__Assignment__. Return every record below exactly; leave out the images.

-=-=-=-=-

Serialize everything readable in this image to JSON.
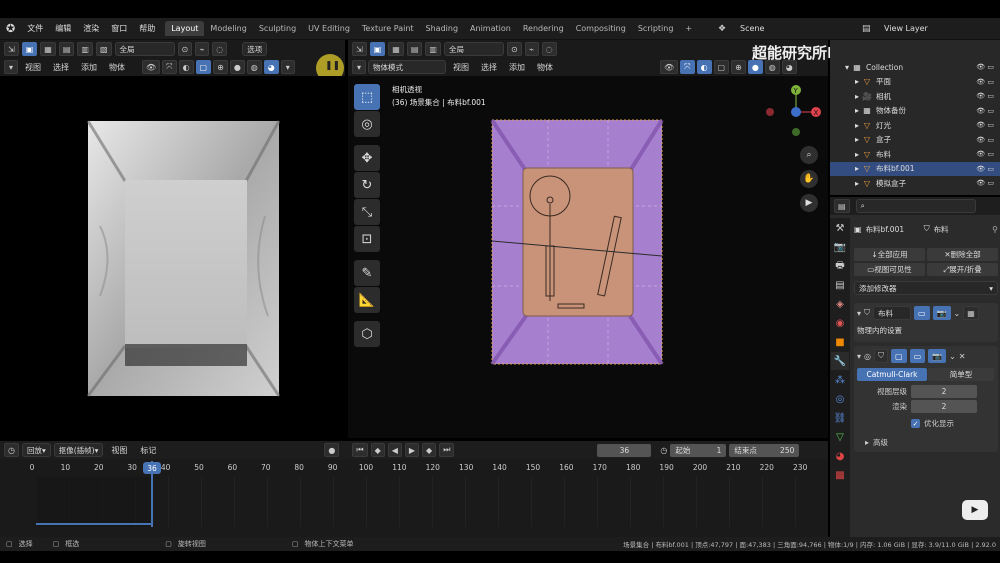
{
  "topbar": {
    "menus": [
      "文件",
      "编辑",
      "渲染",
      "窗口",
      "帮助"
    ],
    "tabs": [
      "Layout",
      "Modeling",
      "Sculpting",
      "UV Editing",
      "Texture Paint",
      "Shading",
      "Animation",
      "Rendering",
      "Compositing",
      "Scripting"
    ],
    "active_tab": "Layout",
    "scene": "Scene",
    "view_layer": "View Layer"
  },
  "left_header": {
    "orientation": "全局",
    "options": "选项",
    "menus": [
      "视图",
      "选择",
      "添加",
      "物体"
    ]
  },
  "right_header": {
    "orientation": "全局",
    "mode": "物体模式",
    "menus": [
      "视图",
      "选择",
      "添加",
      "物体"
    ]
  },
  "viewport": {
    "camera_label": "相机透视",
    "collection_label": "(36) 场景集合 | 布料bf.001"
  },
  "watermark": {
    "text": "超能研究所Design",
    "brand": "bilibili"
  },
  "outliner": {
    "items": [
      {
        "label": "Collection",
        "icon": "collection-icon",
        "selected": false
      },
      {
        "label": "平面",
        "icon": "mesh-icon",
        "selected": false
      },
      {
        "label": "相机",
        "icon": "camera-icon",
        "selected": false
      },
      {
        "label": "物体备份",
        "icon": "collection-icon",
        "selected": false
      },
      {
        "label": "灯光",
        "icon": "mesh-icon",
        "selected": false
      },
      {
        "label": "盒子",
        "icon": "mesh-icon",
        "selected": false
      },
      {
        "label": "布料",
        "icon": "mesh-icon",
        "selected": false
      },
      {
        "label": "布料bf.001",
        "icon": "mesh-icon",
        "selected": true
      },
      {
        "label": "模拟盒子",
        "icon": "mesh-icon",
        "selected": false
      }
    ]
  },
  "properties": {
    "object_name": "布料bf.001",
    "modifier_tab": "布料",
    "apply_all": "全部应用",
    "delete_all": "删除全部",
    "view_visibility": "视图可见性",
    "expand_collapse": "展开/折叠",
    "add_modifier": "添加修改器",
    "cloth_modifier": "布料",
    "physics_note": "物理内的设置",
    "subdiv_types": [
      "Catmull-Clark",
      "简单型"
    ],
    "viewport_levels_label": "视图层级",
    "viewport_levels": "2",
    "render_label": "渲染",
    "render_levels": "2",
    "optimize_label": "优化显示",
    "advanced_label": "高级"
  },
  "timeline": {
    "menus": [
      "回放",
      "抠像(插帧)",
      "视图",
      "标记"
    ],
    "current_frame": "36",
    "start_label": "起始",
    "start": "1",
    "end_label": "结束点",
    "end": "250",
    "ticks": [
      "0",
      "10",
      "20",
      "30",
      "40",
      "50",
      "60",
      "70",
      "80",
      "90",
      "100",
      "110",
      "120",
      "130",
      "140",
      "150",
      "160",
      "170",
      "180",
      "190",
      "200",
      "210",
      "220",
      "230"
    ]
  },
  "status": {
    "items": [
      "选择",
      "框选",
      "旋转视图",
      "物体上下文菜单"
    ],
    "stats": "场景集合 | 布料bf.001 | 顶点:47,797 | 面:47,383 | 三角面:94,766 | 物体:1/9 | 内存: 1.06 GiB | 显存: 3.9/11.0 GiB | 2.92.0"
  },
  "colors": {
    "accent": "#4772b3",
    "cloth": "#a77fcf",
    "box": "#c9937a"
  }
}
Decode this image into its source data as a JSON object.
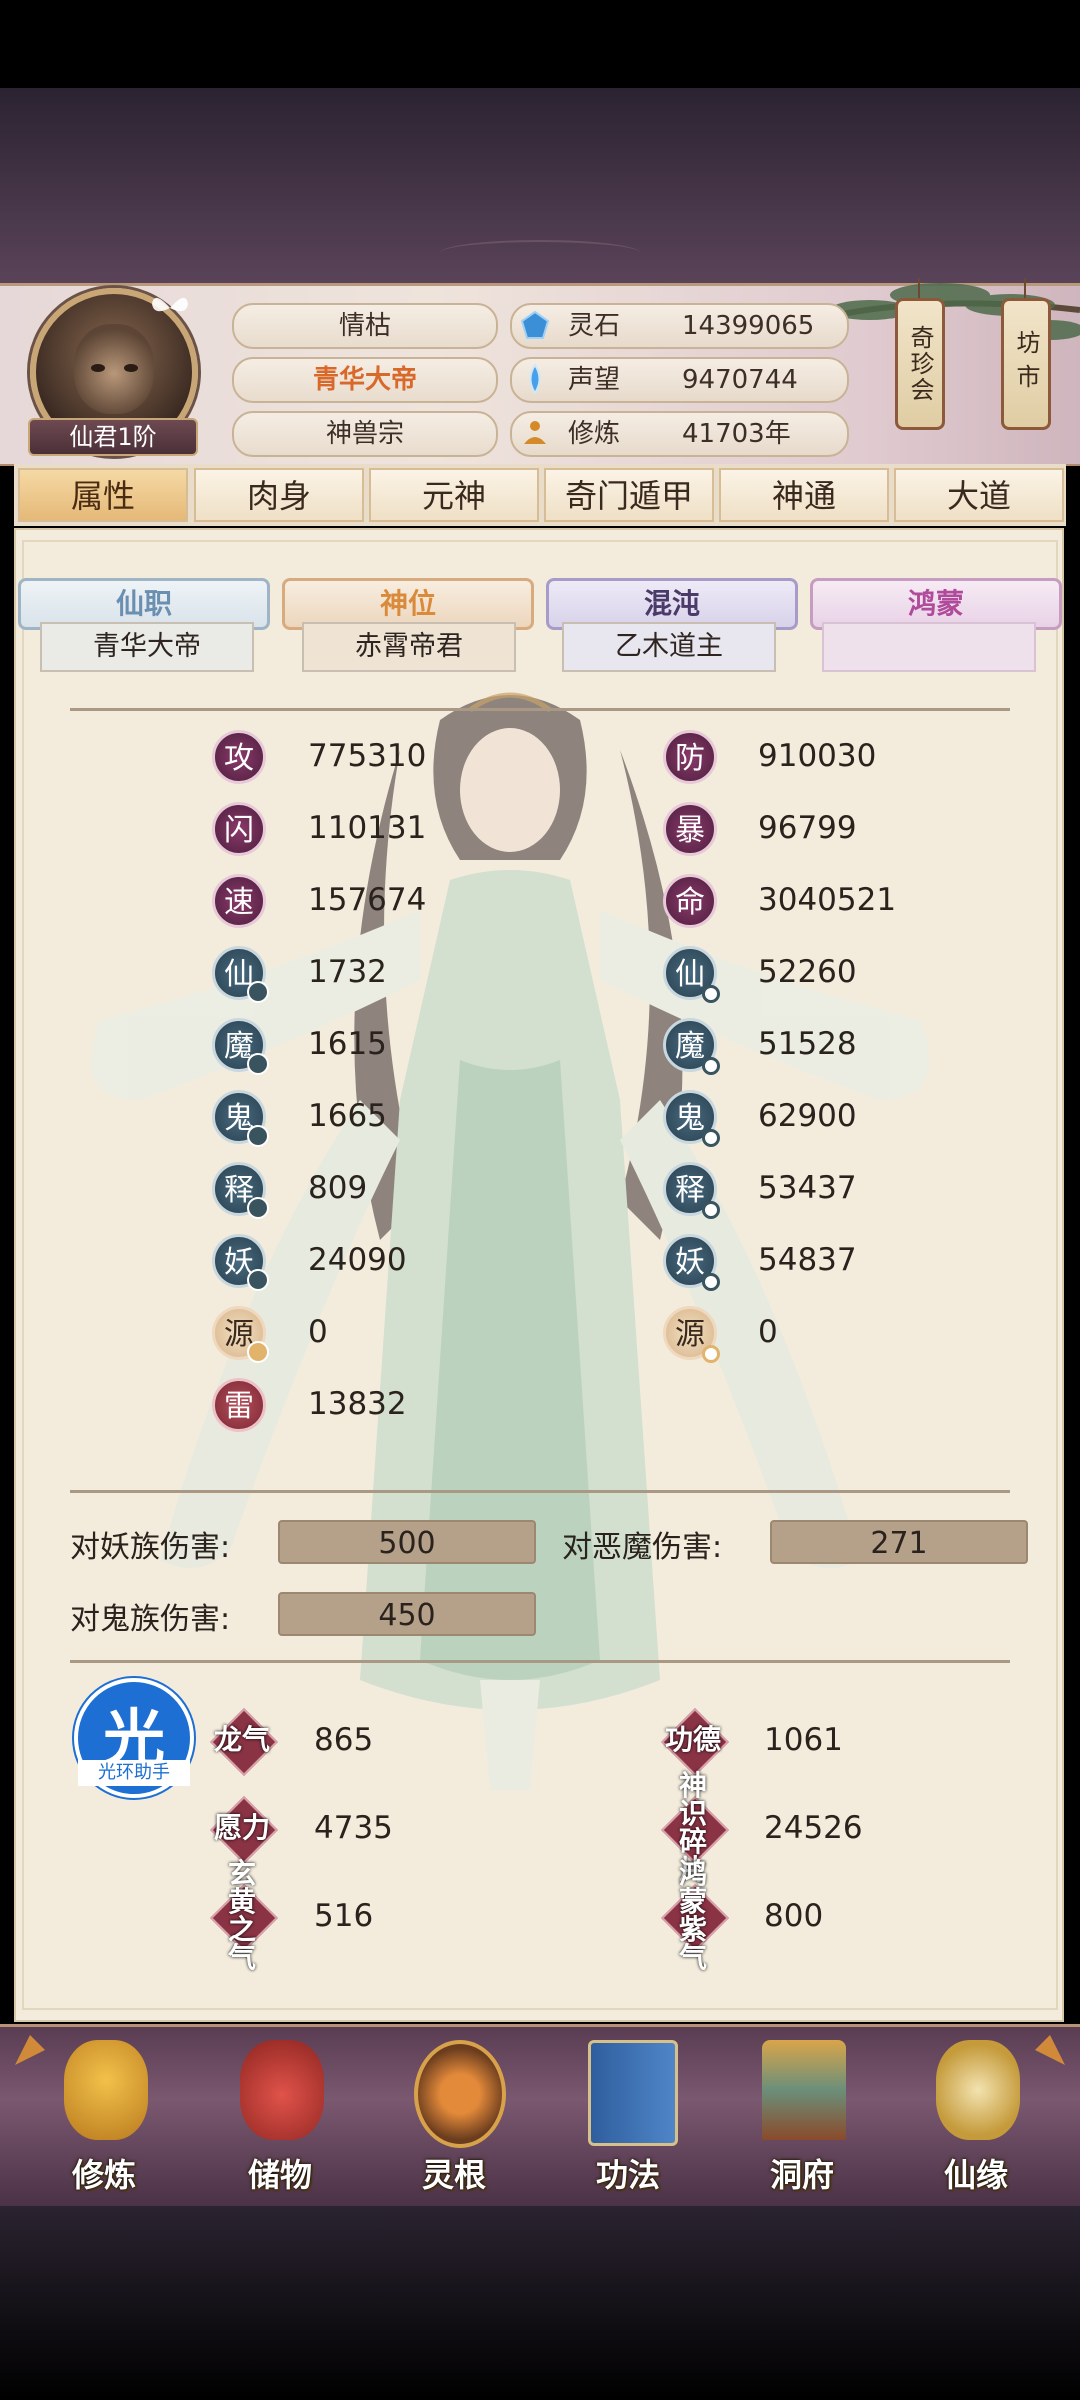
{
  "player": {
    "rank": "仙君1阶",
    "names": [
      "情枯",
      "青华大帝",
      "神兽宗"
    ],
    "highlight_color": "#d9682b"
  },
  "resources": [
    {
      "label": "灵石",
      "value": "14399065",
      "icon": "spirit-stone-icon"
    },
    {
      "label": "声望",
      "value": "9470744",
      "icon": "reputation-crystal-icon"
    },
    {
      "label": "修炼",
      "value": "41703年",
      "icon": "meditation-icon"
    }
  ],
  "side_buttons": [
    "奇珍会",
    "坊市"
  ],
  "tabs": [
    "属性",
    "肉身",
    "元神",
    "奇门遁甲",
    "神通",
    "大道"
  ],
  "active_tab": "属性",
  "ranks": [
    {
      "title": "仙职",
      "value": "青华大帝",
      "color": "#6b8fb0"
    },
    {
      "title": "神位",
      "value": "赤霄帝君",
      "color": "#d98a3a"
    },
    {
      "title": "混沌",
      "value": "乙木道主",
      "color": "#4a3a6a"
    },
    {
      "title": "鸿蒙",
      "value": "",
      "color": "#b04a9a"
    }
  ],
  "stats_left": [
    {
      "name": "攻",
      "value": "775310"
    },
    {
      "name": "闪",
      "value": "110131"
    },
    {
      "name": "速",
      "value": "157674"
    },
    {
      "name": "仙",
      "value": "1732"
    },
    {
      "name": "魔",
      "value": "1615"
    },
    {
      "name": "鬼",
      "value": "1665"
    },
    {
      "name": "释",
      "value": "809"
    },
    {
      "name": "妖",
      "value": "24090"
    },
    {
      "name": "源",
      "value": "0"
    },
    {
      "name": "雷",
      "value": "13832"
    }
  ],
  "stats_right": [
    {
      "name": "防",
      "value": "910030"
    },
    {
      "name": "暴",
      "value": "96799"
    },
    {
      "name": "命",
      "value": "3040521"
    },
    {
      "name": "仙",
      "value": "52260"
    },
    {
      "name": "魔",
      "value": "51528"
    },
    {
      "name": "鬼",
      "value": "62900"
    },
    {
      "name": "释",
      "value": "53437"
    },
    {
      "name": "妖",
      "value": "54837"
    },
    {
      "name": "源",
      "value": "0"
    }
  ],
  "damage": [
    {
      "label": "对妖族伤害:",
      "value": "500"
    },
    {
      "label": "对恶魔伤害:",
      "value": "271"
    },
    {
      "label": "对鬼族伤害:",
      "value": "450"
    }
  ],
  "extra": [
    {
      "name": "龙气",
      "value": "865"
    },
    {
      "name": "功德",
      "value": "1061"
    },
    {
      "name": "愿力",
      "value": "4735"
    },
    {
      "name": "神识碎片",
      "value": "24526"
    },
    {
      "name": "玄黄之气",
      "value": "516"
    },
    {
      "name": "鸿蒙紫气",
      "value": "800"
    }
  ],
  "helper": {
    "big": "光",
    "small": "光环助手"
  },
  "bottom_nav": [
    "修炼",
    "储物",
    "灵根",
    "功法",
    "洞府",
    "仙缘"
  ]
}
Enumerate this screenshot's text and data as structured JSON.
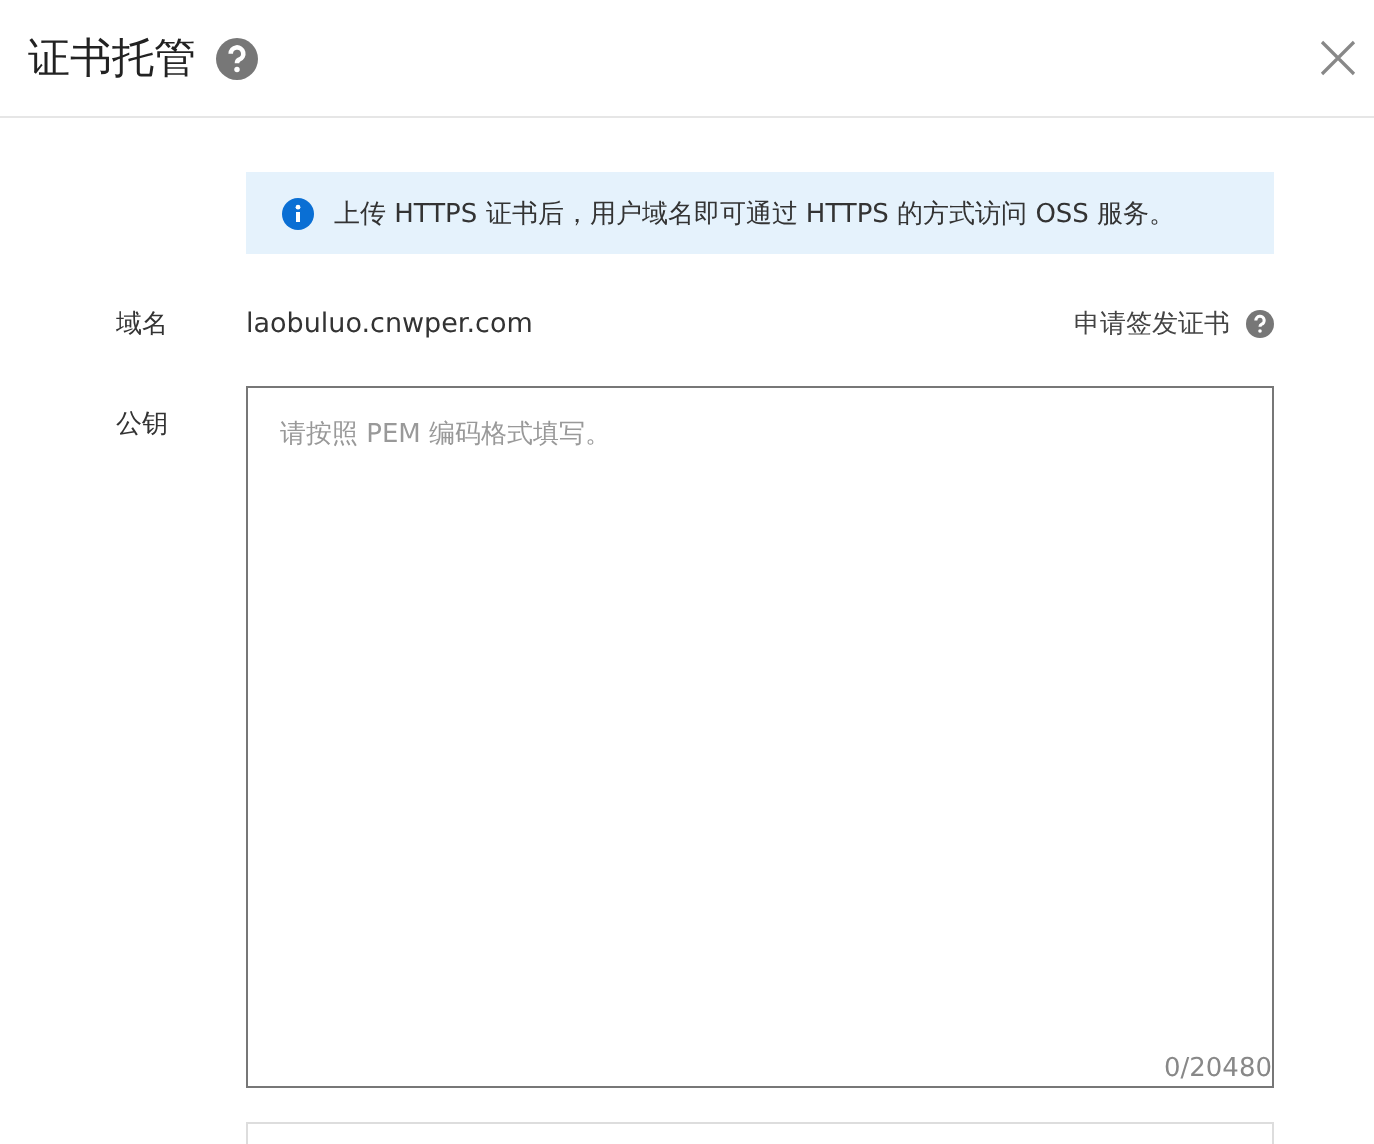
{
  "dialog": {
    "title": "证书托管"
  },
  "notice": {
    "text": "上传 HTTPS 证书后，用户域名即可通过 HTTPS 的方式访问 OSS 服务。"
  },
  "domain": {
    "label": "域名",
    "value": "laobuluo.cnwper.com",
    "link": "申请签发证书"
  },
  "public_key": {
    "label": "公钥",
    "placeholder": "请按照 PEM 编码格式填写。",
    "counter": "0/20480"
  }
}
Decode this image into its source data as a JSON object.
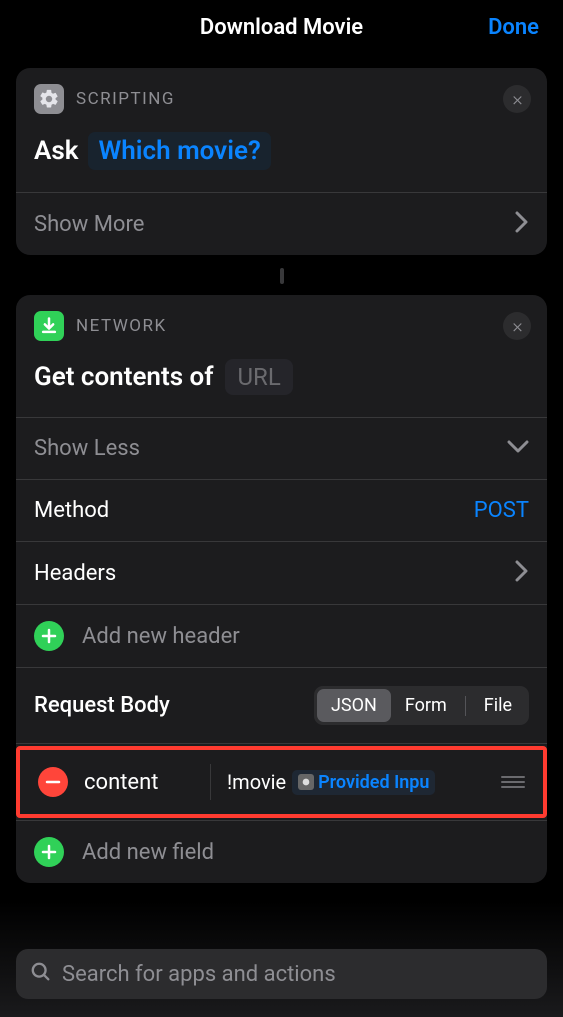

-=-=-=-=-

__Response to this task__.
Serialize everything readable in this image to JSON.
{
  "topbar": {
    "menus": [
      "文件",
      "编辑",
      "渲染",
      "窗口",
      "帮助"
    ],
    "tabs": [
      "Layout",
      "Modeling",
      "Sculpting",
      "UV Editing",
      "Texture Paint",
      "Shading",
      "Animation",
      "Rendering",
      "Compositing",
      "Scripting"
    ],
    "active_tab": "Layout",
    "scene": "Scene",
    "view_layer": "View Layer"
  },
  "left_header": {
    "orientation": "全局",
    "options": "选项",
    "menus": [
      "视图",
      "选择",
      "添加",
      "物体"
    ]
  },
  "right_header": {
    "orientation": "全局",
    "mode": "物体模式",
    "menus": [
      "视图",
      "选择",
      "添加",
      "物体"
    ]
  },
  "viewport": {
    "camera_label": "相机透视",
    "collection_label": "(36) 场景集合 | 布料bf.001"
  },
  "watermark": {
    "text": "超能研究所Design",
    "brand": "bilibili"
  },
  "outliner": {
    "items": [
      {
        "label": "Collection",
        "icon": "collection-icon",
        "selected": false
      },
      {
        "label": "平面",
        "icon": "mesh-icon",
        "selected": false
      },
      {
        "label": "相机",
        "icon": "camera-icon",
        "selected": false
      },
      {
        "label": "物体备份",
        "icon": "collection-icon",
        "selected": false
      },
      {
        "label": "灯光",
        "icon": "mesh-icon",
        "selected": false
      },
      {
        "label": "盒子",
        "icon": "mesh-icon",
        "selected": false
      },
      {
        "label": "布料",
        "icon": "mesh-icon",
        "selected": false
      },
      {
        "label": "布料bf.001",
        "icon": "mesh-icon",
        "selected": true
      },
      {
        "label": "模拟盒子",
        "icon": "mesh-icon",
        "selected": false
      }
    ]
  },
  "properties": {
    "object_name": "布料bf.001",
    "modifier_tab": "布料",
    "apply_all": "全部应用",
    "delete_all": "删除全部",
    "view_visibility": "视图可见性",
    "expand_collapse": "展开/折叠",
    "add_modifier": "添加修改器",
    "cloth_modifier": "布料",
    "physics_note": "物理内的设置",
    "subdiv_types": [
      "Catmull-Clark",
      "简单型"
    ],
    "viewport_levels_label": "视图层级",
    "viewport_levels": "2",
    "render_label": "渲染",
    "render_levels": "2",
    "optimize_label": "优化显示",
    "advanced_label": "高级"
  },
  "timeline": {
    "menus": [
      "回放",
      "抠像(插帧)",
      "视图",
      "标记"
    ],
    "current_frame": "36",
    "start_label": "起始",
    "start": "1",
    "end_label": "结束点",
    "end": "250",
    "ticks": [
      "0",
      "10",
      "20",
      "30",
      "40",
      "50",
      "60",
      "70",
      "80",
      "90",
      "100",
      "110",
      "120",
      "130",
      "140",
      "150",
      "160",
      "170",
      "180",
      "190",
      "200",
      "210",
      "220",
      "230"
    ]
  },
  "status": {
    "items": [
      "选择",
      "框选",
      "旋转视图",
      "物体上下文菜单"
    ],
    "stats": "场景集合 | 布料bf.001 | 顶点:47,797 | 面:47,383 | 三角面:94,766 | 物体:1/9 | 内存: 1.06 GiB | 显存: 3.9/11.0 GiB | 2.92.0"
  },
  "colors": {
    "accent": "#4772b3",
    "cloth": "#a77fcf",
    "box": "#c9937a"
  }
}
Decode this image into its source data as a JSON object.
{
  "player": {
    "rank": "仙君1阶",
    "names": [
      "情枯",
      "青华大帝",
      "神兽宗"
    ],
    "highlight_color": "#d9682b"
  },
  "resources": [
    {
      "label": "灵石",
      "value": "14399065",
      "icon": "spirit-stone-icon"
    },
    {
      "label": "声望",
      "value": "9470744",
      "icon": "reputation-crystal-icon"
    },
    {
      "label": "修炼",
      "value": "41703年",
      "icon": "meditation-icon"
    }
  ],
  "side_buttons": [
    "奇珍会",
    "坊市"
  ],
  "tabs": [
    "属性",
    "肉身",
    "元神",
    "奇门遁甲",
    "神通",
    "大道"
  ],
  "active_tab": "属性",
  "ranks": [
    {
      "title": "仙职",
      "value": "青华大帝",
      "color": "#6b8fb0"
    },
    {
      "title": "神位",
      "value": "赤霄帝君",
      "color": "#d98a3a"
    },
    {
      "title": "混沌",
      "value": "乙木道主",
      "color": "#4a3a6a"
    },
    {
      "title": "鸿蒙",
      "value": "",
      "color": "#b04a9a"
    }
  ],
  "stats_left": [
    {
      "name": "攻",
      "value": "775310"
    },
    {
      "name": "闪",
      "value": "110131"
    },
    {
      "name": "速",
      "value": "157674"
    },
    {
      "name": "仙",
      "value": "1732"
    },
    {
      "name": "魔",
      "value": "1615"
    },
    {
      "name": "鬼",
      "value": "1665"
    },
    {
      "name": "释",
      "value": "809"
    },
    {
      "name": "妖",
      "value": "24090"
    },
    {
      "name": "源",
      "value": "0"
    },
    {
      "name": "雷",
      "value": "13832"
    }
  ],
  "stats_right": [
    {
      "name": "防",
      "value": "910030"
    },
    {
      "name": "暴",
      "value": "96799"
    },
    {
      "name": "命",
      "value": "3040521"
    },
    {
      "name": "仙",
      "value": "52260"
    },
    {
      "name": "魔",
      "value": "51528"
    },
    {
      "name": "鬼",
      "value": "62900"
    },
    {
      "name": "释",
      "value": "53437"
    },
    {
      "name": "妖",
      "value": "54837"
    },
    {
      "name": "源",
      "value": "0"
    }
  ],
  "damage": [
    {
      "label": "对妖族伤害:",
      "value": "500"
    },
    {
      "label": "对恶魔伤害:",
      "value": "271"
    },
    {
      "label": "对鬼族伤害:",
      "value": "450"
    }
  ],
  "extra": [
    {
      "name": "龙气",
      "value": "865"
    },
    {
      "name": "功德",
      "value": "1061"
    },
    {
      "name": "愿力",
      "value": "4735"
    },
    {
      "name": "神识碎片",
      "value": "24526"
    },
    {
      "name": "玄黄之气",
      "value": "516"
    },
    {
      "name": "鸿蒙紫气",
      "value": "800"
    }
  ],
  "helper": {
    "big": "光",
    "small": "光环助手"
  },
  "bottom_nav": [
    "修炼",
    "储物",
    "灵根",
    "功法",
    "洞府",
    "仙缘"
  ]
}
Enumerate this screenshot's text and data as structured JSON.
{
  "dialog": {
    "title": "证书托管"
  },
  "notice": {
    "text": "上传 HTTPS 证书后，用户域名即可通过 HTTPS 的方式访问 OSS 服务。"
  },
  "domain": {
    "label": "域名",
    "value": "laobuluo.cnwper.com",
    "link": "申请签发证书"
  },
  "public_key": {
    "label": "公钥",
    "placeholder": "请按照 PEM 编码格式填写。",
    "counter": "0/20480"
  }
}
Decode this image into its source data as a JSON object.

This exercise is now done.